Love to Love Habibi:
NY Press Nightclubbing Column #4 with Habibi
by Tony Phillips
A 30-something man wearing a striped dress shirt places the fingers of one hand alongside his temple while the fingers of the other come to rest on the front of his khakis, turning his upper body into a lopsided eight. He holds this pensive pose for a few beats. Suddenly, his hips begin to gyrate and a smile washes over his goateed face while his hands flutter up toward the mirror ball like isometric birds.
He’ll repeat this hip-quake later with a cocktail in one hand and it goes from stirred to shaken with a few shakes of his pelvis. Soon, he’s power-blending and his drink covers most of the people dancing around him. They don’t seem to mind. Welcome to Habibi: one of the most graceful yet welcoming dance floors in this city. But beware, staring too long from the banqueted sidelines will eventually end in outstretched palms locking on you while the fingers curl inward.
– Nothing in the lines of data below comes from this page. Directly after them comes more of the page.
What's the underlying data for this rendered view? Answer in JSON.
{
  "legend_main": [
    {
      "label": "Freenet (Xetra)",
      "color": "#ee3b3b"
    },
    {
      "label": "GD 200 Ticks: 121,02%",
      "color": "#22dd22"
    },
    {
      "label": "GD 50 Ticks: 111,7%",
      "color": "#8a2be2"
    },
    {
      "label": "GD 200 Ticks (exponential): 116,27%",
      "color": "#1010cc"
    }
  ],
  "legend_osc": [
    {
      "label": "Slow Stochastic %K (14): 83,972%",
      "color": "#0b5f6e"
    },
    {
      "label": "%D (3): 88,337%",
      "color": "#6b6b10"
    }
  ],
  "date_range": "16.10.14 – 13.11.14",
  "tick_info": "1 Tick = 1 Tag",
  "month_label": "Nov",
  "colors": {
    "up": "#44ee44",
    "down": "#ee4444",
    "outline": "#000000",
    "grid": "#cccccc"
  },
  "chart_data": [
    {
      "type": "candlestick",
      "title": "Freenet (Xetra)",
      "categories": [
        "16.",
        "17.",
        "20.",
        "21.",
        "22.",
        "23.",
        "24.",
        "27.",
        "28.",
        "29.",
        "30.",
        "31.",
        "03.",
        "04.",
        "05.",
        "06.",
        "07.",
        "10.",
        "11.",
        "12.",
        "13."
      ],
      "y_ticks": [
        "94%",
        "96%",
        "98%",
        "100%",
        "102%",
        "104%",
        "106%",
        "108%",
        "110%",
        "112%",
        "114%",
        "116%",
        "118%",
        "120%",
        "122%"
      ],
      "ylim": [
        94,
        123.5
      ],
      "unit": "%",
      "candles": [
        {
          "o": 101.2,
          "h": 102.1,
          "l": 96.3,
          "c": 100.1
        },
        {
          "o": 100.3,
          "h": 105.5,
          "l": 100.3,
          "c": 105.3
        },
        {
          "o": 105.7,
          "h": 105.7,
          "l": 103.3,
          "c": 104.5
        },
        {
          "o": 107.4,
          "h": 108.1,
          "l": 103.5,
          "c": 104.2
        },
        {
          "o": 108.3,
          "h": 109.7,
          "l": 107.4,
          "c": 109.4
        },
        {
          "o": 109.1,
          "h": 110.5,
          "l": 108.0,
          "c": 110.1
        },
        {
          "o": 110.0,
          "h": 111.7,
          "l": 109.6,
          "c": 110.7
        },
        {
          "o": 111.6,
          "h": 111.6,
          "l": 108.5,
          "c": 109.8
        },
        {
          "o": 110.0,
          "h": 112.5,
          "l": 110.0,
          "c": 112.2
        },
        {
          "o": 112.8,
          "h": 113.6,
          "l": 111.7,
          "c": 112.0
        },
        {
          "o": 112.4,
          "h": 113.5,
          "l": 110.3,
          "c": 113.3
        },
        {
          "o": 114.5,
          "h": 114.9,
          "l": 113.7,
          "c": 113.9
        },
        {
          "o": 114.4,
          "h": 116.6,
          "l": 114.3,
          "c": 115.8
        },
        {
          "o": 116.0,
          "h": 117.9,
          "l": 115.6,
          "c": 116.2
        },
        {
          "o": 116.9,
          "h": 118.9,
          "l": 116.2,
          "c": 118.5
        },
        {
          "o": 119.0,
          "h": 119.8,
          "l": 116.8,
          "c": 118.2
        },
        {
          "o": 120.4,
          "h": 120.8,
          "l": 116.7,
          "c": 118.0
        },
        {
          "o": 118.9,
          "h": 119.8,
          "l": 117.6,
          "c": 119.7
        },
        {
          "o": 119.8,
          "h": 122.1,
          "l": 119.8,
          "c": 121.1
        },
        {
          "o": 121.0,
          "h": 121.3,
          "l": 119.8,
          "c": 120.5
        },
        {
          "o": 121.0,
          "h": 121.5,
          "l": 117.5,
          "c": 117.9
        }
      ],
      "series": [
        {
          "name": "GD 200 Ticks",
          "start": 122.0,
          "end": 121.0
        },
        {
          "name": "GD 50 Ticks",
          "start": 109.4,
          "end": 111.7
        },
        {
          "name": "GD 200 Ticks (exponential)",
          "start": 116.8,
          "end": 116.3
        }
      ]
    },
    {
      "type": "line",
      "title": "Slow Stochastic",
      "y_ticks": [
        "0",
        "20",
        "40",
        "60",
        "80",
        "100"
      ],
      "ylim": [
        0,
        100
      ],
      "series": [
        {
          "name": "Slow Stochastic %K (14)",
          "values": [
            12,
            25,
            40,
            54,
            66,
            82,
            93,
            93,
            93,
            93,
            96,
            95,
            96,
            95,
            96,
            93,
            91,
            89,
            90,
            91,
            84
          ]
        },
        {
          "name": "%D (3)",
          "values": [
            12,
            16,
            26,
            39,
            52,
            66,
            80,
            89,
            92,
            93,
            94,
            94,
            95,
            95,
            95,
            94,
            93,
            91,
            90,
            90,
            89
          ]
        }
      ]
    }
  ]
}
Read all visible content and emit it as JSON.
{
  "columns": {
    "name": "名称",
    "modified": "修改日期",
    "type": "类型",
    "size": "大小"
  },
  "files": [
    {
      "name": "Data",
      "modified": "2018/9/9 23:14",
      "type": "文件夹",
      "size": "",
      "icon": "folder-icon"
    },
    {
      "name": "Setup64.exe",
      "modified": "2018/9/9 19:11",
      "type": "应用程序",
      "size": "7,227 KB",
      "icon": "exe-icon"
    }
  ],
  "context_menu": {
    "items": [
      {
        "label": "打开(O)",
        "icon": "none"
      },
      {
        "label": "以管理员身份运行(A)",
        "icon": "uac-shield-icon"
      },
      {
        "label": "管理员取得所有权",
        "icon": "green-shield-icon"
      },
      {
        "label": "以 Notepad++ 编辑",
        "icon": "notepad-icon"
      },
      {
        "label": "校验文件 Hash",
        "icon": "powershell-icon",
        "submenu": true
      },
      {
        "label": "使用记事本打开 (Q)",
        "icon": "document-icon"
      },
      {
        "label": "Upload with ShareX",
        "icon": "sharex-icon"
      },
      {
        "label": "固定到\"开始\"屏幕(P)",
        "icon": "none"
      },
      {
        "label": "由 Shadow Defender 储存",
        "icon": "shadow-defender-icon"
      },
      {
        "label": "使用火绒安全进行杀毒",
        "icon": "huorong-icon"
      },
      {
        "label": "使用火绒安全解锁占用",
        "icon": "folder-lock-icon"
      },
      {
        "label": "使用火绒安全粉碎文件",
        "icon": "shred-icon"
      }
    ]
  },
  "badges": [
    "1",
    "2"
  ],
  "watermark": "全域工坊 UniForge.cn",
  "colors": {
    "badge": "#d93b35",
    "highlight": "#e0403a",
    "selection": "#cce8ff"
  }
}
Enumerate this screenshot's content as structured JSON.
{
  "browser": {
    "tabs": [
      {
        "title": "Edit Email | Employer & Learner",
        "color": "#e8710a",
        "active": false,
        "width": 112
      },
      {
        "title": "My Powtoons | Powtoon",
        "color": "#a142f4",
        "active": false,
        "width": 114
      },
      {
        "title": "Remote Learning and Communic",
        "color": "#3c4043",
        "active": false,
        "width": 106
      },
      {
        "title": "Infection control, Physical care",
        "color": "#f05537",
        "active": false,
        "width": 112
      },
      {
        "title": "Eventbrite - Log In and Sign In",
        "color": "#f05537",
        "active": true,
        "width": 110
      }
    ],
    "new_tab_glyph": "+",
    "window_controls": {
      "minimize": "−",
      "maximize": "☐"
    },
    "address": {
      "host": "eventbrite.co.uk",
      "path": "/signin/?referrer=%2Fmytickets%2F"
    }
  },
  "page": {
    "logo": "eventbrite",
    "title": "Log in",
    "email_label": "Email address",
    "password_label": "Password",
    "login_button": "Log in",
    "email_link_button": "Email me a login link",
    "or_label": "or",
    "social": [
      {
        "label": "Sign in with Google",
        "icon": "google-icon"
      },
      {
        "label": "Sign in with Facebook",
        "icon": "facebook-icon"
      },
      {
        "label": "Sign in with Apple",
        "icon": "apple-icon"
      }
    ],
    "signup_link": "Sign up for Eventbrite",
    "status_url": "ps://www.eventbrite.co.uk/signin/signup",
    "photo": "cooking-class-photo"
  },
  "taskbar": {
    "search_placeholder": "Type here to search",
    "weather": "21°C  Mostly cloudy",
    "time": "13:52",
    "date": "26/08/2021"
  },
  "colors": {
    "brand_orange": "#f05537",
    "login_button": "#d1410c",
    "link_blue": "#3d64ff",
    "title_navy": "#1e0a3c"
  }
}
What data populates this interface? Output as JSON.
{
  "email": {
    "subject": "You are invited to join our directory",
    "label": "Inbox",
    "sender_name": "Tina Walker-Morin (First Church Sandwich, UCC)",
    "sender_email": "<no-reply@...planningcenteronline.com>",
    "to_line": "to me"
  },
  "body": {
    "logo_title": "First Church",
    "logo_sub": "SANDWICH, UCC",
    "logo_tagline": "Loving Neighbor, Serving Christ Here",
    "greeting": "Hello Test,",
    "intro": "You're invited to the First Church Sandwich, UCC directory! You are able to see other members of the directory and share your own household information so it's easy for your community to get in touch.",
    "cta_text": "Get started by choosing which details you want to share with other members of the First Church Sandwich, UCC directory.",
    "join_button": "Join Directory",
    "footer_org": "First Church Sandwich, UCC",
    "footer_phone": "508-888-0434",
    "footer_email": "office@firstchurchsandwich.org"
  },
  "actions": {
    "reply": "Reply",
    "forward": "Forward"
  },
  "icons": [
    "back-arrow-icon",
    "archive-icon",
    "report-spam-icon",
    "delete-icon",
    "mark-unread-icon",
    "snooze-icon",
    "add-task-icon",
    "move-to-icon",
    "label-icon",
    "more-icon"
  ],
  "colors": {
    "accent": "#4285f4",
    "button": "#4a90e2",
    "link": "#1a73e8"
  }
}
It’s a universal invitation to the dance; and it’s pretty hard to resist in this Arabic-tinged pleasure dome.
This occasional, roving dance party is the brainchild of a former accountant named Ibraham Joseph who spins at his own parties under the nom de disc I.Z. Habibi is a one-man show, with Joseph juggling everything from grooming the email list to choreographing the belly dancers, but the party has outgrown tiny venues like Boom and Downtime and currently resides at The China Club. It’s also gone from a quarterly gig to an almost monthly event, which has allowed Joseph to shelve the bookkeeping day job and live la vie Boheme 24/7.
“I’m bored with hip-hop and house music,” Joseph explains, “I’m bored with seeing the same thing everywhere I go.” And that ennui, coupled with a hunch about the audience for his kind of party, caused him to get his party started just after 9-11. “I really saw that there is a market for middle-eastern, Arabic music and a party that was just different from everything else,” he says. “That’s what encouraged me to give it a shot.”
He hesitant to say much more about himself after the party winds down. He’s not shy, but prefers an air of mystique. “I hate labels,” he explains, “and I want you to come to this party with a completely open mind. The least amount of information I give, the better it is for you and me.” He does allow that were he to hire another pair of hands, they’d have to be adept at shooing people away from the DJ booth. He doesn’t mind requests, but not when he’s working.
The oddest request I entertain at Habibi is a patron who asks to borrow my scarf. I oblige, figuring he wants to duck outside for a smoke, but he knots it around his waist and bucks his hips, following the bouncing scarf around the dance floor. The commotion continues as I lean against a mirrored wall and try to track my accessory as it circulates the party. Soon, those upturned hands are beckoning and like it or not I’m dragged into the hip-shaking fray.
That fray is the reason Joseph gets up in the morning. Okay, make that the afternoon, but he is expecting about 500 people at his next party and would love to double that number. Right now, he’s working with lights that seems to be plotted on two settings: on and off, but he’s on the lookout for “a really big space where there are video screens.”
Still, part of Habibi’s charm is that absolute economy of means. Things are decidedly low-tech. There’s no Phazon sound system and there are even moments when the needle seems to drag across one record and land on another disc entirely, but the crowd never stops moving through what he calls “primetime” or the hours between 11 and three.
Joseph’s recipe is a simple one: “A mix of Arabic music from all over the Middle East that I mix with some Indian and Latin music. I always add the Arabic touch, or if it’s Arabic music, I add a global touch, like house beats, so it’s a complete blend.” Needless to say this cocktail, like everything else in Habibi, is served shaken.